El Ingenio Huancayo Peru, Day 2 – Trout’s Paradise
El Ingenio Huancayo Peru….It was Saturday, the second day of my trip, and I had to buy the ticket back to Lima for Sunday, then go to the agency to pick up a money transfer. Thus, my day was free, from 10 am until my 9.30 pm departure. Any plan to know distant areas from Huancayo had to be discarded, but I did not want to stay in the city.
There was a place that I wanted to understand, it was called El Ingenio, where there are fish farms for breeding trout. The common means of public transport in Huancayo are taxis, which form legally registered companies, and vans or “combi” that go everywhere, I didn’t see large buses in the city. Near the Plaza Huamanmarca, about 3 blocks from the Hotel and where a dance festival was held, was a combi that would transport me to Ingenio. On the road of approximately 1 hour to my destination, I was taking pictures while talking with my seatmate, a kind old man who, in addition to orienting me on places I could meet in such a short time, also told me part of his life and his activities.
He proudly told me that he lived in the countryside as a farmer. His entire production of peas and potatoes was sold to one of the big supermarket chains in the country and that left him enough to live comfortably. In addition, as an adult, he had received an agricultural technologist degree and he felt very happy raising his cows and making cheeses.
He lived with his lifelong wife and one son, while the other three sons, were in different cities of the country and all dedicated to trade. His hands showed a life of plowing the earth, and his smile the satisfaction of having done everything right, with its good and bad times. He did not allow me to take a picture of him, but if inner peace has a face, it should look like Don José. He got off in Concepción and left me his blessing.
We arrived at Ingenio, which was the final stop of the van. We passed through the main square where there were groups of typical dances, finally, the combi was parked in the lower part of a paved road. The entrance to the complex was in the upper part, I was glad I had not gone to Huaytapallana (5557 masl), I resented the lack of air during the climb but my curiosity was strong.

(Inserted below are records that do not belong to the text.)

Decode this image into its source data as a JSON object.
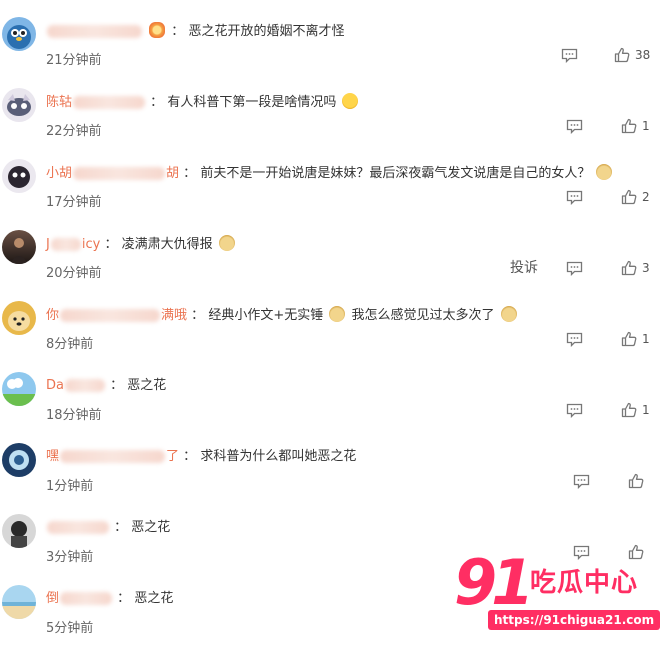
{
  "icons": {
    "reply": "reply-icon",
    "like": "thumbs-up-icon"
  },
  "colors": {
    "username": "#eb7350",
    "brand": "#ff2e63"
  },
  "report_label": "投诉",
  "comments": [
    {
      "user_prefix": "",
      "user_suffix": "",
      "emoji_after_name": "flower",
      "text": "恶之花开放的婚姻不离才怪",
      "time": "21分钟前",
      "likes": "38"
    },
    {
      "user_prefix": "陈轱",
      "user_suffix": "",
      "text": "有人科普下第一段是啥情况吗",
      "time": "22分钟前",
      "likes": "1"
    },
    {
      "user_prefix": "小胡",
      "user_suffix": "胡",
      "text": "前夫不是一开始说唐是妹妹？最后深夜霸气发文说唐是自己的女人？",
      "time": "17分钟前",
      "likes": "2"
    },
    {
      "user_prefix": "J",
      "user_suffix": "icy",
      "text": "凌满肃大仇得报",
      "time": "20分钟前",
      "likes": "3"
    },
    {
      "user_prefix": "你",
      "user_suffix": "满哦",
      "text": "经典小作文+无实锤",
      "text2": "我怎么感觉见过太多次了",
      "time": "8分钟前",
      "likes": "1"
    },
    {
      "user_prefix": "Da",
      "user_suffix": "",
      "text": "恶之花",
      "time": "18分钟前",
      "likes": "1"
    },
    {
      "user_prefix": "嘿",
      "user_suffix": "了",
      "text": "求科普为什么都叫她恶之花",
      "time": "1分钟前",
      "likes": ""
    },
    {
      "user_prefix": "",
      "user_suffix": "",
      "text": "恶之花",
      "time": "3分钟前",
      "likes": ""
    },
    {
      "user_prefix": "倒",
      "user_suffix": "",
      "text": "恶之花",
      "time": "5分钟前",
      "likes": ""
    }
  ],
  "watermark": {
    "number": "91",
    "title": "吃瓜中心",
    "url": "https://91chigua21.com"
  }
}
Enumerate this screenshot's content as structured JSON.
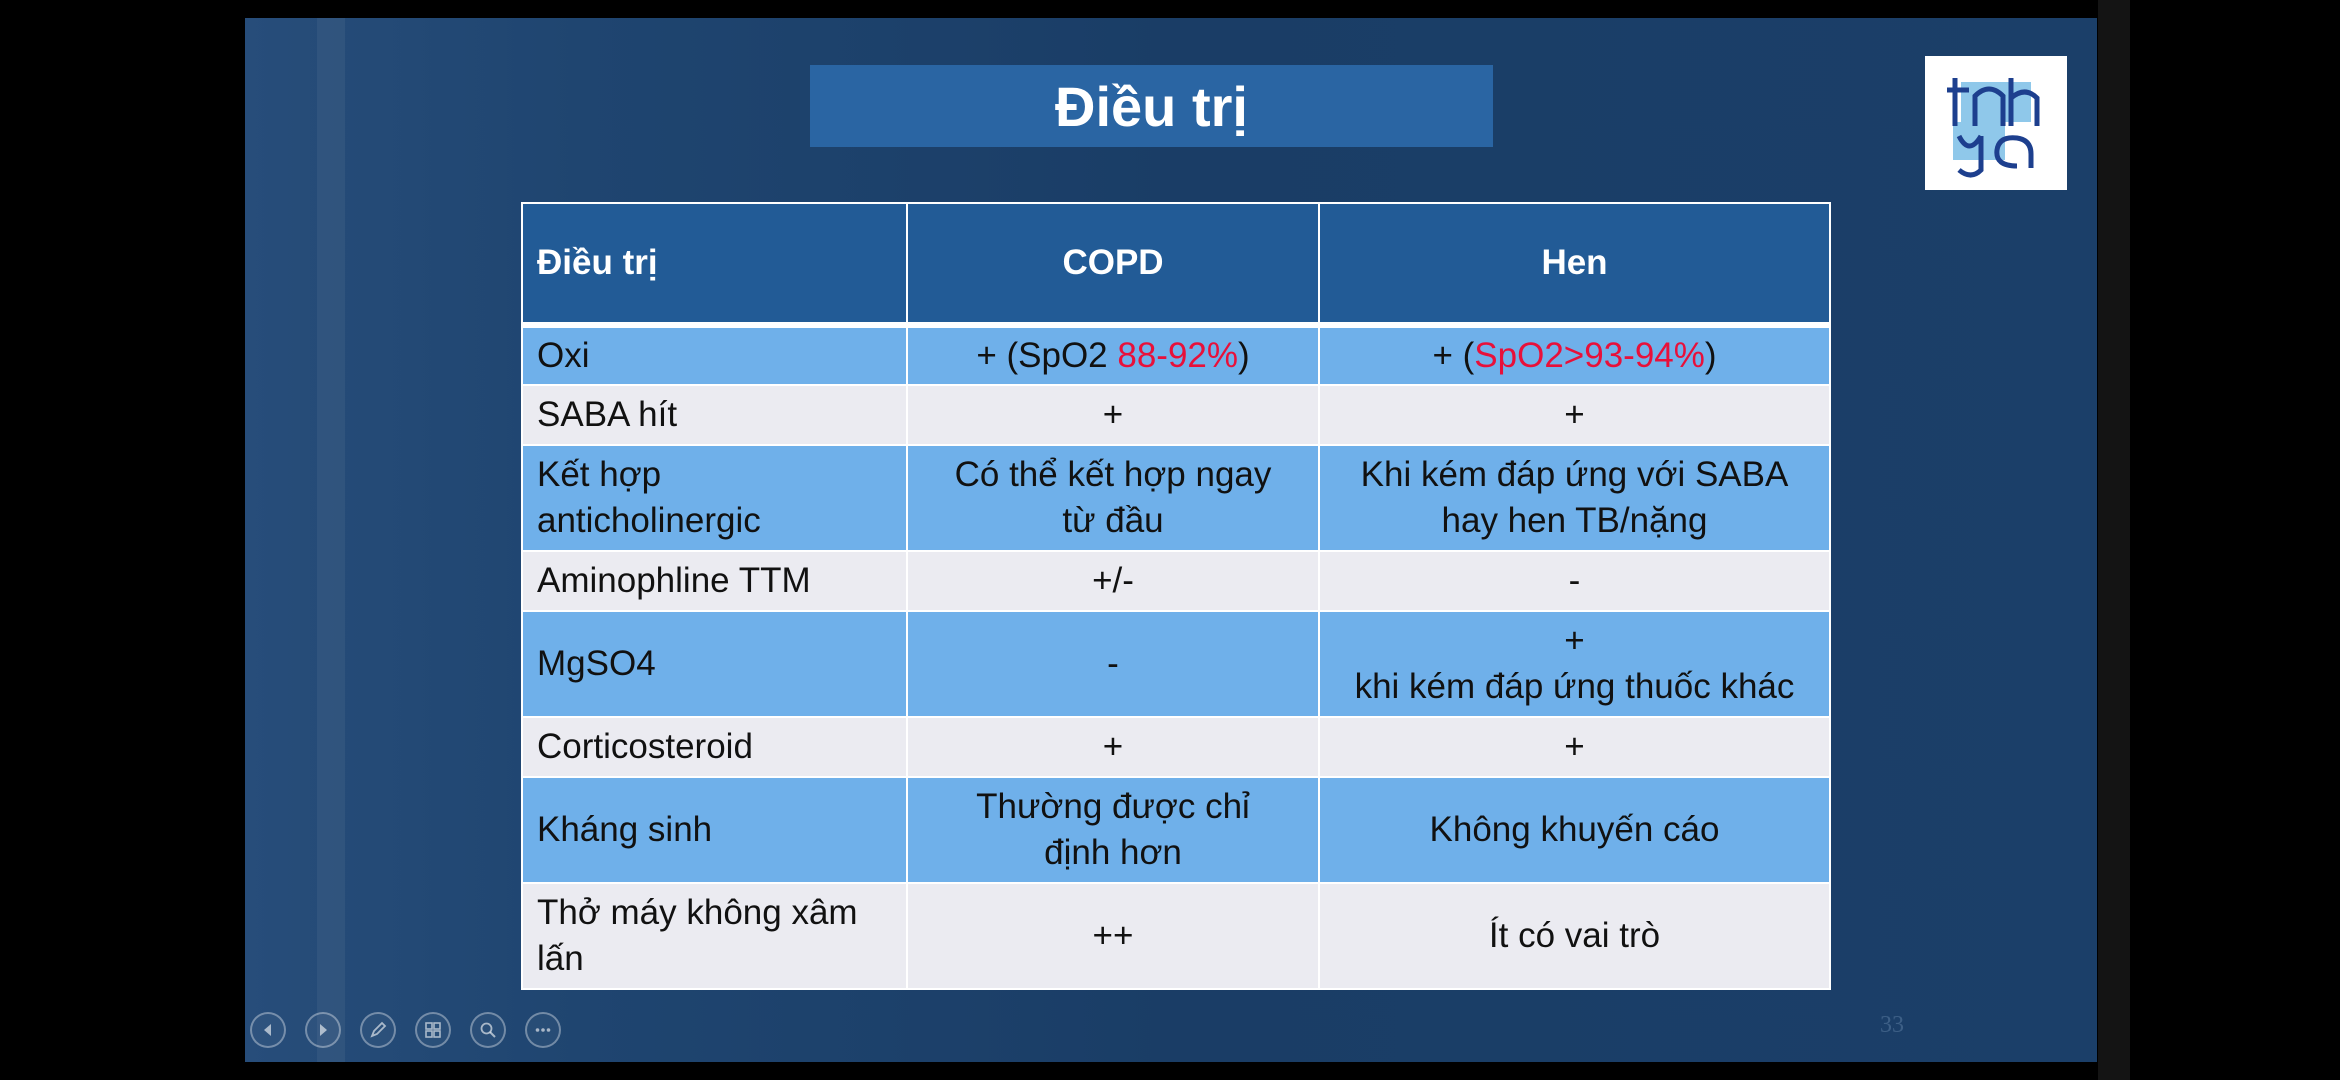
{
  "slide": {
    "title": "Điều trị",
    "page_number": "33"
  },
  "table": {
    "headers": [
      "Điều trị",
      "COPD",
      "Hen"
    ],
    "rows": [
      {
        "label": "Oxi",
        "copd_pre": "+  (SpO2 ",
        "copd_hl": "88-92%",
        "copd_post": ")",
        "hen_pre": "+ (",
        "hen_hl": "SpO2>93-94%",
        "hen_post": ")"
      },
      {
        "label": "SABA hít",
        "copd": "+",
        "hen": "+"
      },
      {
        "label_l1": "Kết hợp",
        "label_l2": "anticholinergic",
        "copd_l1": "Có thể kết hợp ngay",
        "copd_l2": "từ đầu",
        "hen_l1": "Khi kém đáp ứng với SABA",
        "hen_l2": "hay hen TB/nặng"
      },
      {
        "label": "Aminophline TTM",
        "copd": "+/-",
        "hen": "-"
      },
      {
        "label": "MgSO4",
        "copd": "-",
        "hen_l1": "+",
        "hen_l2": "khi kém đáp ứng thuốc khác"
      },
      {
        "label": "Corticosteroid",
        "copd": "+",
        "hen": "+"
      },
      {
        "label": "Kháng sinh",
        "copd_l1": "Thường được chỉ",
        "copd_l2": "định hơn",
        "hen": "Không khuyến cáo"
      },
      {
        "label_l1": "Thở máy không xâm",
        "label_l2": "lấn",
        "copd": "++",
        "hen": "Ít có vai trò"
      }
    ]
  },
  "colors": {
    "header_bg": "#225b96",
    "row_blue": "#6fb0ea",
    "row_light": "#ebebf1",
    "highlight_text": "#e8103a",
    "title_bg": "#2a65a3"
  },
  "toolbar": {
    "icons": [
      "previous-icon",
      "next-icon",
      "pen-icon",
      "slides-grid-icon",
      "zoom-icon",
      "more-icon"
    ]
  }
}
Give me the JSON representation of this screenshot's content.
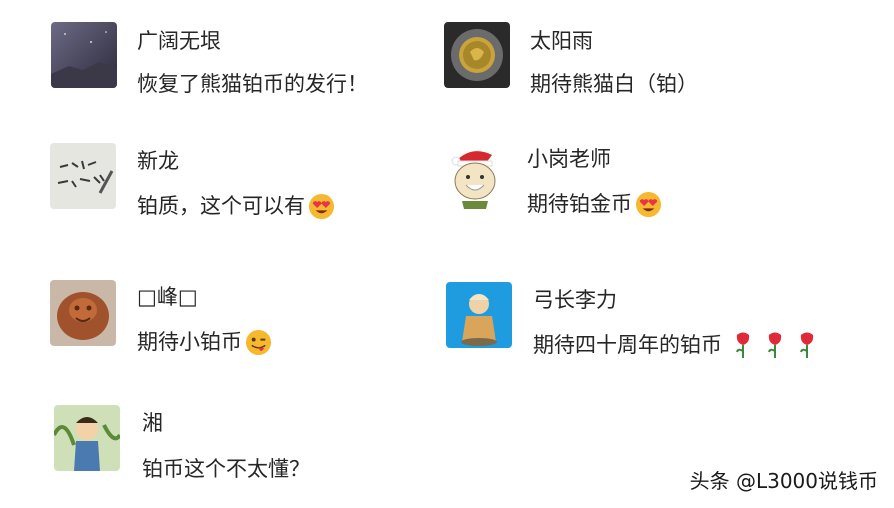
{
  "comments": [
    {
      "name": "广阔无垠",
      "text": "恢复了熊猫铂币的发行！",
      "avatar": "night-sky-avatar"
    },
    {
      "name": "太阳雨",
      "text": "期待熊猫白（铂）",
      "avatar": "gold-coin-avatar"
    },
    {
      "name": "新龙",
      "text": "铂质，这个可以有",
      "avatar": "calligraphy-avatar",
      "emoji": "heart-eyes-emoji"
    },
    {
      "name": "小岗老师",
      "text": "期待铂金币",
      "avatar": "cartoon-kid-santa-hat-avatar",
      "emoji": "heart-eyes-emoji"
    },
    {
      "name": "□峰□",
      "text": "期待小铂币",
      "avatar": "carved-figure-avatar",
      "emoji": "winking-tongue-emoji"
    },
    {
      "name": "弓长李力",
      "text": "期待四十周年的铂币",
      "avatar": "cartoon-figure-blue-avatar",
      "emoji": "rose-emoji"
    },
    {
      "name": "湘",
      "text": "铂币这个不太懂？",
      "avatar": "cartoon-boy-avatar"
    }
  ],
  "watermark": "头条 @L3000说钱币",
  "colors": {
    "text": "#262626",
    "background": "#ffffff",
    "heart": "#e8334a",
    "emoji_face": "#f5b82e"
  }
}
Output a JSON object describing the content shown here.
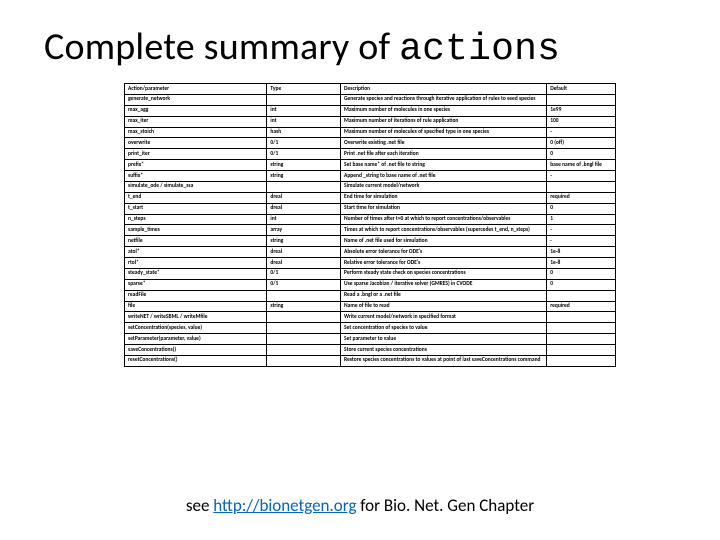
{
  "title_prefix": "Complete summary of ",
  "title_mono": "actions",
  "headers": {
    "action": "Action/parameter",
    "type": "Type",
    "description": "Description",
    "default": "Default"
  },
  "sections": [
    {
      "head": {
        "action": "generate_network",
        "type": "",
        "desc": "Generate species and reactions through iterative application of rules to seed species",
        "def": ""
      },
      "rows": [
        {
          "action": "max_agg",
          "type": "int",
          "desc": "Maximum number of molecules in one species",
          "def": "1e99"
        },
        {
          "action": "max_iter",
          "type": "int",
          "desc": "Maximum number of iterations of rule application",
          "def": "100"
        },
        {
          "action": "max_stoich",
          "type": "hash",
          "desc": "Maximum number of molecules of specified type in one species",
          "def": "-"
        },
        {
          "action": "overwrite",
          "type": "0/1",
          "desc": "Overwrite existing .net file",
          "def": "0 (off)"
        },
        {
          "action": "print_iter",
          "type": "0/1",
          "desc": "Print .net file after each iteration",
          "def": "0"
        },
        {
          "action": "prefix*",
          "type": "string",
          "desc": "Set base name* of .net file to string",
          "def": "base name of .bngl file"
        },
        {
          "action": "suffix*",
          "type": "string",
          "desc": "Append _string to base name of .net file",
          "def": "-"
        }
      ]
    },
    {
      "head": {
        "action": "simulate_ode / simulate_ssa",
        "type": "",
        "desc": "Simulate current model/network",
        "def": ""
      },
      "rows": [
        {
          "action": "t_end",
          "type": "dreal",
          "desc": "End time for simulation",
          "def": "required"
        },
        {
          "action": "t_start",
          "type": "dreal",
          "desc": "Start time for simulation",
          "def": "0"
        },
        {
          "action": "n_steps",
          "type": "int",
          "desc": "Number of times after t=0 at which to report concentrations/observables",
          "def": "1"
        },
        {
          "action": "sample_times",
          "type": "array",
          "desc": "Times at which to report concentrations/observables (supercedes t_end, n_steps)",
          "def": "-"
        },
        {
          "action": "netfile",
          "type": "string",
          "desc": "Name of .net file used for simulation",
          "def": "-"
        },
        {
          "action": "atol*",
          "type": "dreal",
          "desc": "Absolute error tolerance for ODE's",
          "def": "1e-8"
        },
        {
          "action": "rtol*",
          "type": "dreal",
          "desc": "Relative error tolerance for ODE's",
          "def": "1e-8"
        },
        {
          "action": "steady_state*",
          "type": "0/1",
          "desc": "Perform steady state check on species concentrations",
          "def": "0"
        },
        {
          "action": "sparse*",
          "type": "0/1",
          "desc": "Use sparse Jacobian / iterative solver (GMRES) in CVODE",
          "def": "0"
        }
      ]
    },
    {
      "head": {
        "action": "readFile",
        "type": "",
        "desc": "Read a .bngl or a .net file",
        "def": ""
      },
      "rows": [
        {
          "action": "file",
          "type": "string",
          "desc": "Name of file to read",
          "def": "required"
        }
      ]
    },
    {
      "head": {
        "action": "writeNET / writeSBML / writeMfile",
        "type": "",
        "desc": "Write current model/network in specified format",
        "def": ""
      },
      "rows": []
    },
    {
      "head": {
        "action": "setConcentration(species, value)",
        "type": "",
        "desc": "Set concentration of species to value",
        "def": ""
      },
      "rows": []
    },
    {
      "head": {
        "action": "setParameter(parameter, value)",
        "type": "",
        "desc": "Set parameter to value",
        "def": ""
      },
      "rows": []
    },
    {
      "head": {
        "action": "saveConcentrations()",
        "type": "",
        "desc": "Store current species concentrations",
        "def": ""
      },
      "rows": []
    },
    {
      "head": {
        "action": "resetConcentrations()",
        "type": "",
        "desc": "Restore species concentrations to values at point of last saveConcentrations command",
        "def": ""
      },
      "rows": []
    }
  ],
  "footer": {
    "pre": "see ",
    "link": "http://bionetgen.org",
    "post": " for Bio. Net. Gen Chapter"
  }
}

The fish farm is open to the public. It is located at 3460 Masl and is the first, pilot, fish center nationwide. Its facilities include pools and artificial lagoons that use the waters of the Ingenio River. The waters of the ponds are controlled in levels and toxicity, keeping them free of any substance that could harm the fish.
Fingerlings are artificially incubated in Ingenio, creating millions of eggs that hatch, with the fingerlings developing quickly until reaching a size of 8 to 10 centimeters, and then they are “sown” in rivers and lagoons of the area.
The production of trout also supports school feeding, 114 schools are supplied with more than 20 thousand kilos of trout meat per year; and, in addition, peasant communities in the area are trained in the business management of hydrobiological resources, as well as environmental monitoring and control.
There is a tower inside the complex from where you get a beautiful view of the pools and the surroundings. The wall of the hill next to the tower has become the “guest book” where “sign” visitors with initials and hearts.
A stand near the tower sold royal jelly, honey, and other derivatives, including chicha (a fermented drink) of honey whose flavor was very similar to that of “chicha de jora”. The desire of the bees to enter the tap maybe mistaking it for the hive, made me decide to try the chicha … and I also bought a jar of delicious honey. Bees became the best promoters.
The rural landscape is beautiful, the greenery of its fields, the murmur of its waters, the variety of birds … everything contributes to making this visit relaxing. If also adding that there are many restaurants and a hostel, many with their own farms, make temptation a pleasure that I succumbed … my chest strokes were less than those I did on my full belly…